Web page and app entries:
=== Section Start ===
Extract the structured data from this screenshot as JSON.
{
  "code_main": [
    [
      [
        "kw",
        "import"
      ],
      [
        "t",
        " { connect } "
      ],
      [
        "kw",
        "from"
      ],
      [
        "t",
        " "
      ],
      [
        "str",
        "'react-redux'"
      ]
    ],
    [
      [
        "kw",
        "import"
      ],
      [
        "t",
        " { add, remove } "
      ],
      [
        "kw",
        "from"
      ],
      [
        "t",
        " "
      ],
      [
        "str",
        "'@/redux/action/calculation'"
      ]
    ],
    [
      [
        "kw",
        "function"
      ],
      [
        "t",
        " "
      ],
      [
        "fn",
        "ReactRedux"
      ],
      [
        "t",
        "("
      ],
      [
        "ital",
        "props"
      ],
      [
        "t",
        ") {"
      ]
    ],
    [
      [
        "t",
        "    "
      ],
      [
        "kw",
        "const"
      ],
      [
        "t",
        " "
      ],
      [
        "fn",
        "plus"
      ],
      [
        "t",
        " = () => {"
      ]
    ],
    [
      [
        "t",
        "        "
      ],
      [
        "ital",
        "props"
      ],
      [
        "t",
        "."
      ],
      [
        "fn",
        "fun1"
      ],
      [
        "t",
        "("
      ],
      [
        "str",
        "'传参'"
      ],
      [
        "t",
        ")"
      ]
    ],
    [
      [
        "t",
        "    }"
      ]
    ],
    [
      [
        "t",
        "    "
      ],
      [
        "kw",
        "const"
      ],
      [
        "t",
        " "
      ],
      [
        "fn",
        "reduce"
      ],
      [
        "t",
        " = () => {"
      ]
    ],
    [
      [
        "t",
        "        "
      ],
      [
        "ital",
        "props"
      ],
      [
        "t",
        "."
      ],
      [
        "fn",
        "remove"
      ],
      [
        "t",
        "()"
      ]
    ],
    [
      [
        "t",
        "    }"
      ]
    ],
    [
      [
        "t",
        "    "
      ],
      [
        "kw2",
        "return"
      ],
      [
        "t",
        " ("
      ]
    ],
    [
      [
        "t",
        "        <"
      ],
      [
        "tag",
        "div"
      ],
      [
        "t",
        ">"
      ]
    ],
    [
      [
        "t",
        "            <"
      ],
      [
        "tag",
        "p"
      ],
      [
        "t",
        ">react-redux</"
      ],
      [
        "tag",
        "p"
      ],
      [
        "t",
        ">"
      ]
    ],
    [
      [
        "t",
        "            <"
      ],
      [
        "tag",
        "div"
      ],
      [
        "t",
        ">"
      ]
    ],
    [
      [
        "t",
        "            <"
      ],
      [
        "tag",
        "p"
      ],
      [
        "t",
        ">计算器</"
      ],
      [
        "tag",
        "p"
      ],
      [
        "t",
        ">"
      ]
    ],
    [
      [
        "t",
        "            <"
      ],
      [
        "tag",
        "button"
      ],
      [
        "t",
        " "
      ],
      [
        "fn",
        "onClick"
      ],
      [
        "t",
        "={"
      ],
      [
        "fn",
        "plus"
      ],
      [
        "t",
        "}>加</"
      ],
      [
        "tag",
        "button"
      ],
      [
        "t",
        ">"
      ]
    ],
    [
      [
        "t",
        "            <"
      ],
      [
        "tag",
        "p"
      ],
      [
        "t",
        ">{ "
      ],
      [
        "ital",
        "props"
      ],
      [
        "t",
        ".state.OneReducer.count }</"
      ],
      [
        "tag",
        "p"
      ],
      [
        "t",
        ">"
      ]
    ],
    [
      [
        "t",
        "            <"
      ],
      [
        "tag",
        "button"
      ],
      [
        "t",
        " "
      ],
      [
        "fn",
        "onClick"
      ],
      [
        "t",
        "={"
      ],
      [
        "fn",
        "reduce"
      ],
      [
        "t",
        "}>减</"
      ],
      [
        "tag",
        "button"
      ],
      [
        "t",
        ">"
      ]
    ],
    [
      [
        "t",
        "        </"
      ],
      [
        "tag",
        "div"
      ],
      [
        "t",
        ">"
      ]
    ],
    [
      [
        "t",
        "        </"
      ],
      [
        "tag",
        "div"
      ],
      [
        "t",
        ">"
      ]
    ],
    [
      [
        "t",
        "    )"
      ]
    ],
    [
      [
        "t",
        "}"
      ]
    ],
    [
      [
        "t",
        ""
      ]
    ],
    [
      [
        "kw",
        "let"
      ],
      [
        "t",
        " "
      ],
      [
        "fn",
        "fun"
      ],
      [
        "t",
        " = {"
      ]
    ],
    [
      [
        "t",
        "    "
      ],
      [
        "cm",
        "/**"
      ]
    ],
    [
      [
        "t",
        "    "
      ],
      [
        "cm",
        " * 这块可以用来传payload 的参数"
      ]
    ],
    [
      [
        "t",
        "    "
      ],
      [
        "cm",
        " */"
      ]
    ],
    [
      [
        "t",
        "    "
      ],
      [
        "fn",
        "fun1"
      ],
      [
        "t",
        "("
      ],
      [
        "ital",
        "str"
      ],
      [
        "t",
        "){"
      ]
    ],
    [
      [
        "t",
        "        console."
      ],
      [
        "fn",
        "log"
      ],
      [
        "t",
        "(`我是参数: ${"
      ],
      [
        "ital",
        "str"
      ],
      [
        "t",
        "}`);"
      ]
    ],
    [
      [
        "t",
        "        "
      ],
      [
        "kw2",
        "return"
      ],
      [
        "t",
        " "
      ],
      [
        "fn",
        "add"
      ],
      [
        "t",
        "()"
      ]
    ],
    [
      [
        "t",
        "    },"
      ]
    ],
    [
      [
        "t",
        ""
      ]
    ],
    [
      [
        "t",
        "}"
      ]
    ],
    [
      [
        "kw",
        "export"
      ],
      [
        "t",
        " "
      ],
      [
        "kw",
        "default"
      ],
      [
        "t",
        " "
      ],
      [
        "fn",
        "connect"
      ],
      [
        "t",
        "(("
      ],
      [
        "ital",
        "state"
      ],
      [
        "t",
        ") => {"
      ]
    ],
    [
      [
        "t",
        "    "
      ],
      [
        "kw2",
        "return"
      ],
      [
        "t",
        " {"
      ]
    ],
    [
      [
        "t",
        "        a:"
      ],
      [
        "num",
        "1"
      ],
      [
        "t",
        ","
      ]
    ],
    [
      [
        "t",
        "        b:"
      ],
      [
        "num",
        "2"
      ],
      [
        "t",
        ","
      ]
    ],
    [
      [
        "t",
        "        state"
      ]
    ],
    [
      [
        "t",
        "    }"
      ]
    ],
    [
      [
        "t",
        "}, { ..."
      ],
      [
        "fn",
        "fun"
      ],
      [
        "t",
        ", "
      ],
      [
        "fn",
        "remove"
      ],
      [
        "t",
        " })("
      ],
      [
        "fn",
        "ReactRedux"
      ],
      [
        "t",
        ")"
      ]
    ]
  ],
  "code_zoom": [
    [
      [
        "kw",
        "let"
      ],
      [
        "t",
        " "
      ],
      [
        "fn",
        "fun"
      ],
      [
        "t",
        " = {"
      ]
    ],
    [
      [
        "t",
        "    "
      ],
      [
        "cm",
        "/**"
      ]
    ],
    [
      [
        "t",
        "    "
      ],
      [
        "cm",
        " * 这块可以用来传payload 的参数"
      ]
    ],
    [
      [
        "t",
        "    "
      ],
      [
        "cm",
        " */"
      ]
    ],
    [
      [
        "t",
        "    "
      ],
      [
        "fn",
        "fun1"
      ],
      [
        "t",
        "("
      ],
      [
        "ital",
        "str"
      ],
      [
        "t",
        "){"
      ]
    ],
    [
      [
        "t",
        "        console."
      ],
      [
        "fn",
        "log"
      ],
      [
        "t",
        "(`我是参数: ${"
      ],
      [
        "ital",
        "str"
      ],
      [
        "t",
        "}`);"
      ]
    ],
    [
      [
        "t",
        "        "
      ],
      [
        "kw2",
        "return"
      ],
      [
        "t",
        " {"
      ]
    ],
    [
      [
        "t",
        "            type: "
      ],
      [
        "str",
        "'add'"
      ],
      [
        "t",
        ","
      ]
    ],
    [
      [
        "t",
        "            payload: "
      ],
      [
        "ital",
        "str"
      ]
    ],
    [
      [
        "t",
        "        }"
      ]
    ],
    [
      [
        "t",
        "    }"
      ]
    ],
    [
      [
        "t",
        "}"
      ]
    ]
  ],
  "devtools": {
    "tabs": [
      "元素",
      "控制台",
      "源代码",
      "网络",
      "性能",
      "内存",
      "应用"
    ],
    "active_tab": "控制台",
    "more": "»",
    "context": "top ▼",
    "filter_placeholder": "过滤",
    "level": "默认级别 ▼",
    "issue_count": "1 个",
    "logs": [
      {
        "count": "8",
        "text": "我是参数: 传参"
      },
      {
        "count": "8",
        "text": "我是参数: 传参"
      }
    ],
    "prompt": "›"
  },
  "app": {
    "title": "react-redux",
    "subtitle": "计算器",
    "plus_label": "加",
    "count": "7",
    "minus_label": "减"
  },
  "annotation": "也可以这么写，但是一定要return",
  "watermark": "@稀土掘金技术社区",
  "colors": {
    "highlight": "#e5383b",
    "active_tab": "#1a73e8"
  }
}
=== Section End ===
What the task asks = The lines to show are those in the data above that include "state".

Solution to the problem =
        ".state.OneReducer.count }</"
        "state"
        "        state"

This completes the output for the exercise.